Edward Norris 2014-07-15 12:13:14
Also, in looking at the query (I must have missed the image, or it was added later), what you have highlighted is the key lookup to get all of the fields that are not in the index (that is hidden behind the popup). I am guessing that the index behind the pop-up is the one in the hint. To get rid of the highlighted item, alter the index used behind the pop-up with: includes(EarliestActionTime,IsActive,LatestActionTime, PlannedJobID,PlannedJobStatusID). That will remove the key lookup completely.


DaliMorse 2014-07-15 13:55:25
I agree with Ed that the index could be amended to work better with the query. Unfortunately it is not as simple as amending the index in this case as it will be used by a number of other procs which could be made worse by amending it.

Re-factoring the proc is the best solution but, as previously mentioned, it is just interesting to understand why SQL ignores hints.

In this particular case, I re-organised the index which resolved the issue. However, as the fragmentation of the index was only around the 8% mark, it is interesting that SQL decided to ignore the index hint and use another index of similar levels of fragmentation (0.03% difference in fragmentation between indexes).
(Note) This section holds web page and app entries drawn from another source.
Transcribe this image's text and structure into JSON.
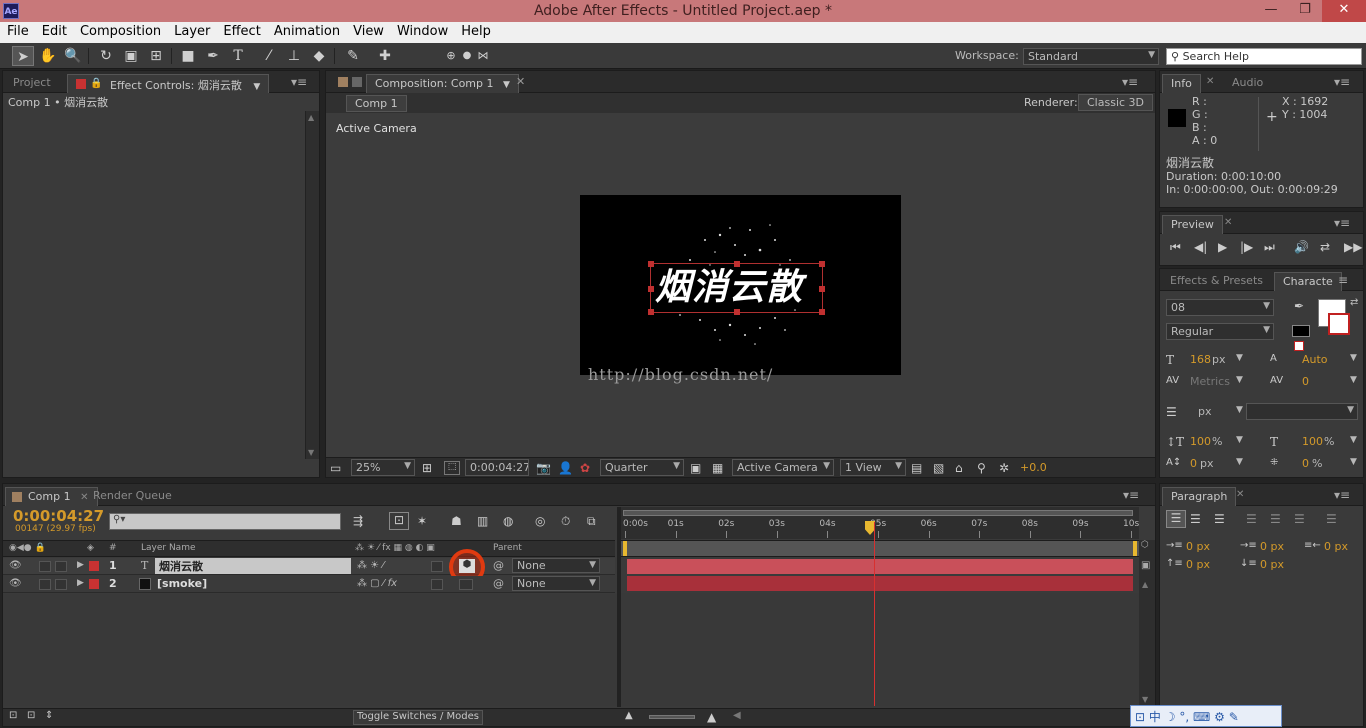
{
  "app": {
    "title": "Adobe After Effects - Untitled Project.aep *",
    "icon": "Ae",
    "min": "—",
    "max": "❐",
    "close": "✕"
  },
  "menu": [
    "File",
    "Edit",
    "Composition",
    "Layer",
    "Effect",
    "Animation",
    "View",
    "Window",
    "Help"
  ],
  "toolbar": {
    "workspace_label": "Workspace:",
    "workspace_value": "Standard",
    "search_placeholder": "Search Help"
  },
  "project_panel": {
    "tab_project": "Project",
    "tab_effect_controls": "Effect Controls: 烟消云散",
    "breadcrumb": "Comp 1 • 烟消云散"
  },
  "comp_panel": {
    "tab": "Composition: Comp 1",
    "comp_button": "Comp 1",
    "renderer_label": "Renderer:",
    "renderer_value": "Classic 3D",
    "view_label": "Active Camera",
    "text_content": "烟消云散",
    "watermark": "http://blog.csdn.net/",
    "zoom": "25%",
    "timecode": "0:00:04:27",
    "resolution": "Quarter",
    "camera": "Active Camera",
    "views": "1 View",
    "exposure": "+0.0"
  },
  "info_panel": {
    "tab_info": "Info",
    "tab_audio": "Audio",
    "r": "R :",
    "g": "G :",
    "b": "B :",
    "a": "A : 0",
    "x": "X : 1692",
    "y": "Y : 1004",
    "layer_name": "烟消云散",
    "duration": "Duration: 0:00:10:00",
    "in_out": "In: 0:00:00:00, Out: 0:00:09:29"
  },
  "preview_panel": {
    "tab": "Preview"
  },
  "character_panel": {
    "tab_effects": "Effects & Presets",
    "tab_character": "Characte",
    "font": "08",
    "style": "Regular",
    "size": "168",
    "size_unit": "px",
    "leading": "Auto",
    "kerning": "Metrics",
    "tracking": "0",
    "stroke_unit": "px",
    "vscale": "100",
    "vscale_unit": "%",
    "hscale": "100",
    "hscale_unit": "%",
    "baseline": "0",
    "baseline_unit": "px",
    "tsume": "0",
    "tsume_unit": "%"
  },
  "paragraph_panel": {
    "tab": "Paragraph",
    "indent_left": "0 px",
    "indent_first": "0 px",
    "indent_right": "0 px",
    "space_before": "0 px",
    "space_after": "0 px"
  },
  "timeline": {
    "tab_comp": "Comp 1",
    "tab_render": "Render Queue",
    "timecode": "0:00:04:27",
    "frame_info": "00147 (29.97 fps)",
    "col_num": "#",
    "col_layer_name": "Layer Name",
    "col_parent": "Parent",
    "toggle_label": "Toggle Switches / Modes",
    "ticks": [
      "0:00s",
      "01s",
      "02s",
      "03s",
      "04s",
      "05s",
      "06s",
      "07s",
      "08s",
      "09s",
      "10s"
    ],
    "layers": [
      {
        "num": "1",
        "type": "T",
        "name": "烟消云散",
        "parent": "None",
        "color": "#c83232"
      },
      {
        "num": "2",
        "type": "",
        "name": "[smoke]",
        "parent": "None",
        "color": "#c83232"
      }
    ]
  },
  "ime": {
    "label": "中"
  }
}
Edward Norris 2014-07-15 14:11:24
That 8% fragmentation may be enough to cause drive thrashing, which would also be considered in the final query plan. set statistics io on and see how the physical reads are. SQL reads by extents, so depending on how the fragmentation existed, there could have been a bit of extra reads. Of course, you should always have your data drive read 64k blocks and make sure it's aligned… Typically, adding includes to your NC indexes has minimal impact to existing items. It makes the leaf larger, so it does write a few extra fields, but that impact is nearly invisible.